If I am secure in my comfortable home with my family on a cold winter night with the fireplace burning and more than enough to eat, my life matters. But the doorbell rings and there is a shivering, starving homeless family at the door in dire need of food and shelter. I tell them to find a shelter. They respond, "Our lives matter." I say, "So does mine and my family's." But I quickly realize that, in that instance, it is their lives and not mine that are in peril.
If you simply say "All Lives Matter," there is a danger of falsely implying that every group of Americans is facing the same degree of peril which then makes it possible to ignore or deny pressing issues like the frequent violent and fatal treatment of African-Americans in the face of minor or suspected misconduct. They seem to be tried, convicted and sentenced to death on the streets. Aggrieved individuals and groups feel that those who say "All Lives Matter!" do not really mean it. They point to George Orwell's "Animal Farm." In the novel "All animals are equal" became, "All animals are equal.
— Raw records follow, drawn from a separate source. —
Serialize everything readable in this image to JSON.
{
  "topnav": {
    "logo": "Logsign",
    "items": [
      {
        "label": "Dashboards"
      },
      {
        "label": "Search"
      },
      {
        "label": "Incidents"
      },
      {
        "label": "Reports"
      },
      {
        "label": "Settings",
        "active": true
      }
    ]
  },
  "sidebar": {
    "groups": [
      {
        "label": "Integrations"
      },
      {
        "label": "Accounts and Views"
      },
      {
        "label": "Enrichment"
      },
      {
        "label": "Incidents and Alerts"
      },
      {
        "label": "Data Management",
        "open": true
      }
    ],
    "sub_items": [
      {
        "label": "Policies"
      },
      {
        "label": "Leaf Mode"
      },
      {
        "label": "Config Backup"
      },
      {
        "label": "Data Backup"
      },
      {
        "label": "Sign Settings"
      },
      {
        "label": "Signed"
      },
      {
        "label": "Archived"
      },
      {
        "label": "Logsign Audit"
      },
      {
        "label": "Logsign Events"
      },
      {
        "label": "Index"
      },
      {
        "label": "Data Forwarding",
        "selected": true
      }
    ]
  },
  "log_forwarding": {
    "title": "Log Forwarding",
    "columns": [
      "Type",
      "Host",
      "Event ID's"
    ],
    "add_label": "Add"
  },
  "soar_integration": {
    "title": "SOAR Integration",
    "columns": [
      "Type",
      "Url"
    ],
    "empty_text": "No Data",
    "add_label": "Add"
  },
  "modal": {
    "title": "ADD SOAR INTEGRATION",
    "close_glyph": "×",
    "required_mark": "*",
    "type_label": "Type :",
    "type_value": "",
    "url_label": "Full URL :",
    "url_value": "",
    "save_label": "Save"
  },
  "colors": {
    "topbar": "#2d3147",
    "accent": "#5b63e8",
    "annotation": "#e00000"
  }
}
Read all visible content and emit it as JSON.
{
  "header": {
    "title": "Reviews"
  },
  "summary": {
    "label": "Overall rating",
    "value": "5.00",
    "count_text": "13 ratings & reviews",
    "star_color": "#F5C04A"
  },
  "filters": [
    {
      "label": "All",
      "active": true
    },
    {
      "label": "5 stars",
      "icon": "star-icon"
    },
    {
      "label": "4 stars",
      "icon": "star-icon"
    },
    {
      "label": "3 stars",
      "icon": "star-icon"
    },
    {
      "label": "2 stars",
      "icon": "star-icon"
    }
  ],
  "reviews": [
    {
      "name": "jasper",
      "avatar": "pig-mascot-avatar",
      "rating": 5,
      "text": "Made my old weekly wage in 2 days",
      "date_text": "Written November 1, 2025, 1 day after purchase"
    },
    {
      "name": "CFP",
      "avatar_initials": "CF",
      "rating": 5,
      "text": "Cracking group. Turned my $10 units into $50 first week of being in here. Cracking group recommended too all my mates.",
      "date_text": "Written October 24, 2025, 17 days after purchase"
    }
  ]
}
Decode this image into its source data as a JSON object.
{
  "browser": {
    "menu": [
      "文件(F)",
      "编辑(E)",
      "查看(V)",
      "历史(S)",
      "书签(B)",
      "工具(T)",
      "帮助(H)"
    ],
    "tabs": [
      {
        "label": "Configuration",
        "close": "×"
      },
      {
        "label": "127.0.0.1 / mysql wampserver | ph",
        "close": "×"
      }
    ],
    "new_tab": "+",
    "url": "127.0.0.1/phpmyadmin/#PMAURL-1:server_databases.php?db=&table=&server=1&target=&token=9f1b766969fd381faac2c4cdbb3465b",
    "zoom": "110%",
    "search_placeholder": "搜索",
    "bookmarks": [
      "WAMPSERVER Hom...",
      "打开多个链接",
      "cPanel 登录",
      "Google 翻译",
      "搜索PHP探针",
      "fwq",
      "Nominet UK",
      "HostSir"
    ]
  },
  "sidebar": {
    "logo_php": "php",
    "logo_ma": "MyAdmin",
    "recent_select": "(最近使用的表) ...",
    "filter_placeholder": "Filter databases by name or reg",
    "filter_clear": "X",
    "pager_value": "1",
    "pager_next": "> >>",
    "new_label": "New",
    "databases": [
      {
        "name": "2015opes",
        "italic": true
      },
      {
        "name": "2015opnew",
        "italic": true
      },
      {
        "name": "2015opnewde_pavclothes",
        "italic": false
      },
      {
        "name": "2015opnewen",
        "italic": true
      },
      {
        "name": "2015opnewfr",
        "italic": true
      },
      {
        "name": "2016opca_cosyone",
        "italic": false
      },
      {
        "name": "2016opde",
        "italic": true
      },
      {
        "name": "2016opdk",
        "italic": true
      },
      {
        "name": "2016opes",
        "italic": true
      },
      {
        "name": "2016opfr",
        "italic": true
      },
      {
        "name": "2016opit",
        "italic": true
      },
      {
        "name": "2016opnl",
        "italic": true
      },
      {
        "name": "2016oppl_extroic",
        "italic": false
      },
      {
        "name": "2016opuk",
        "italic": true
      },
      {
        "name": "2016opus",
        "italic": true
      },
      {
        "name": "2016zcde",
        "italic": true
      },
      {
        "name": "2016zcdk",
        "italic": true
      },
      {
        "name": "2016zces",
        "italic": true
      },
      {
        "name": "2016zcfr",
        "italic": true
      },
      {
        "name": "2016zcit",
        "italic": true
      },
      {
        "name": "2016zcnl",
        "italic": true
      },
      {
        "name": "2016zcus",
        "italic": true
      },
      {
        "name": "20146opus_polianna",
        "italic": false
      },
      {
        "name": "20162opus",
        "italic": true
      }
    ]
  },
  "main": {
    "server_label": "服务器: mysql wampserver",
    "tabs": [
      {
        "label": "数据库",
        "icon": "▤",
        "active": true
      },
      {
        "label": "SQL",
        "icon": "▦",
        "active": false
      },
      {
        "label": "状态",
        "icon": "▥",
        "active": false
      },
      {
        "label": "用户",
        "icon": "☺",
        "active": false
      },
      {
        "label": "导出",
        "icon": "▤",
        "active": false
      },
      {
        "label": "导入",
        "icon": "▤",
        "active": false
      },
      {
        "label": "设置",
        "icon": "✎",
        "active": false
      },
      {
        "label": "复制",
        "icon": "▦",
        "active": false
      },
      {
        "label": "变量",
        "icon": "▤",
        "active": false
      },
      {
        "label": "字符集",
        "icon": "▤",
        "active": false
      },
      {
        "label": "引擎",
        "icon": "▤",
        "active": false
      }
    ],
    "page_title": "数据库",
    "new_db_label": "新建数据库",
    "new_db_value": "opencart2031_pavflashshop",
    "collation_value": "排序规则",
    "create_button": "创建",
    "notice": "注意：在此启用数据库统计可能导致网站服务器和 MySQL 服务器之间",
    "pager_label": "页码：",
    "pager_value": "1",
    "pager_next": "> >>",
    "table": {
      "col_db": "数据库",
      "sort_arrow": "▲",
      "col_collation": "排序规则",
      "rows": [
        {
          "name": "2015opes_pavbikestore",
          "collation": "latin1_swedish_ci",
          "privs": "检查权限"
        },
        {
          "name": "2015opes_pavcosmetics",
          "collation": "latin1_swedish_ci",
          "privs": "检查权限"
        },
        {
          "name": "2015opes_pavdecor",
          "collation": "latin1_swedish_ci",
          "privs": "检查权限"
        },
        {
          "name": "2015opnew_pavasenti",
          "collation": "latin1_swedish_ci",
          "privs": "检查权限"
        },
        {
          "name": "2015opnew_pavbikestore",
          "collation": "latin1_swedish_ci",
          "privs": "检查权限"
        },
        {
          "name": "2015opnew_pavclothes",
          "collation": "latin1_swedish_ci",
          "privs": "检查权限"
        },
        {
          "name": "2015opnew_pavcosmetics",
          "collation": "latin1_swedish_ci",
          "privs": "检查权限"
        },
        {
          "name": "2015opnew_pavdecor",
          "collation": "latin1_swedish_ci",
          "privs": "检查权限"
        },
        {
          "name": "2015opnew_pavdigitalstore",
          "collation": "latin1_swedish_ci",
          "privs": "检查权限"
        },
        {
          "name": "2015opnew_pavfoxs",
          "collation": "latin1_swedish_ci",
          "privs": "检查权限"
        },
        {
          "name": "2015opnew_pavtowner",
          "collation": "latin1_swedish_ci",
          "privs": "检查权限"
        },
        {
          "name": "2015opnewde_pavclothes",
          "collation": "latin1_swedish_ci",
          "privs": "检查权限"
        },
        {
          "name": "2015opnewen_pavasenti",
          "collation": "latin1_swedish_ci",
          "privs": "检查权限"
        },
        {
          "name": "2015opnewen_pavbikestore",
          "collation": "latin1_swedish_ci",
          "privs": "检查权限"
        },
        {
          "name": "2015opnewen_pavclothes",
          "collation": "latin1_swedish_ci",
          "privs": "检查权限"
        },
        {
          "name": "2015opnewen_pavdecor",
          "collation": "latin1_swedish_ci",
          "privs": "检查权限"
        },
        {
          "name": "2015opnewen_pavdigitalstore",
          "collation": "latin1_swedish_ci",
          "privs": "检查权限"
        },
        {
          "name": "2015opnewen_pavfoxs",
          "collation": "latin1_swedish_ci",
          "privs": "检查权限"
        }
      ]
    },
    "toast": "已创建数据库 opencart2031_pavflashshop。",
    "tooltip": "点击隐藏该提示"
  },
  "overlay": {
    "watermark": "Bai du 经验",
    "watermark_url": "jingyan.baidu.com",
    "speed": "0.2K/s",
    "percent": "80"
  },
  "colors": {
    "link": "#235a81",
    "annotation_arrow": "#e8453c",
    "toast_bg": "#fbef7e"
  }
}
But, some animals are more equal than others!" The point of Black Lives Matter is that many in the African-American community face existential threats that must not be ignored.